What to do: Please report every line from the material that contains the word "Cynthia".

Data records:
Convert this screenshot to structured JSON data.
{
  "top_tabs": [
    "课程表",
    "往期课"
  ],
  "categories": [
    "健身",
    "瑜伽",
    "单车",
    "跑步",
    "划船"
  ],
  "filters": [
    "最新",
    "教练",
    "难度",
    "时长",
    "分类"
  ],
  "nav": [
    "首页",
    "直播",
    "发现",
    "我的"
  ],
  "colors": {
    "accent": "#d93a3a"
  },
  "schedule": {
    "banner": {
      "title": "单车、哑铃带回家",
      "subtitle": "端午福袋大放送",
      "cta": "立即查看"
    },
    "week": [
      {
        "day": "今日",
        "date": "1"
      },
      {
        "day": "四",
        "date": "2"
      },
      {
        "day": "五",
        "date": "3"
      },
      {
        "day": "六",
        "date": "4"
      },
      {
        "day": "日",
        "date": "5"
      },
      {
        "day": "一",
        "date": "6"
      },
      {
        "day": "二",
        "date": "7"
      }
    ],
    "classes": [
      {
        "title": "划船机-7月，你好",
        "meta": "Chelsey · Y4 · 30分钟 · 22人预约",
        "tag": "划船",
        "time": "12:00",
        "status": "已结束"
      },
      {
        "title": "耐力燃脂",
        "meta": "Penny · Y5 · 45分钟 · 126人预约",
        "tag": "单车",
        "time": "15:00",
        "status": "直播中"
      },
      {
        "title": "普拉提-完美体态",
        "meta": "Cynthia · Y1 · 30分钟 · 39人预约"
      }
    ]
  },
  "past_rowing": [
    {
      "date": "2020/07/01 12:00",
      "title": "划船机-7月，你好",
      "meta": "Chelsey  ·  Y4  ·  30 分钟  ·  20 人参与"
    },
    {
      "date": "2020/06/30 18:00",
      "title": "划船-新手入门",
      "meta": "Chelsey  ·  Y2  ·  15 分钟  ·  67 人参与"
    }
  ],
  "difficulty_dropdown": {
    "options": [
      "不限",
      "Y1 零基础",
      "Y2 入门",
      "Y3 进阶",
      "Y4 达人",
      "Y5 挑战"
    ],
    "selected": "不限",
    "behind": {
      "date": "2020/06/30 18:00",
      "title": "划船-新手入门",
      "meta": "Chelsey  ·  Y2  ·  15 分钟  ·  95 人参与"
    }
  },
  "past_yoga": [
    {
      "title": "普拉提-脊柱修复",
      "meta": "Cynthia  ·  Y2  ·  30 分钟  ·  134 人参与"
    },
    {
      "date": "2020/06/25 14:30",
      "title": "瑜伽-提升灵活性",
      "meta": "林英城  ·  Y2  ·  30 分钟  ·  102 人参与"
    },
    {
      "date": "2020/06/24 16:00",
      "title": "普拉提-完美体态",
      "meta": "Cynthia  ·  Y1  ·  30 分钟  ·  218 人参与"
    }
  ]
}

Output for this task:
        "meta": "Cynthia · Y1 · 30分钟 · 39人预约"
      "meta": "Cynthia  ·  Y2  ·  30 分钟  ·  134 人参与"
      "meta": "Cynthia  ·  Y1  ·  30 分钟  ·  218 人参与"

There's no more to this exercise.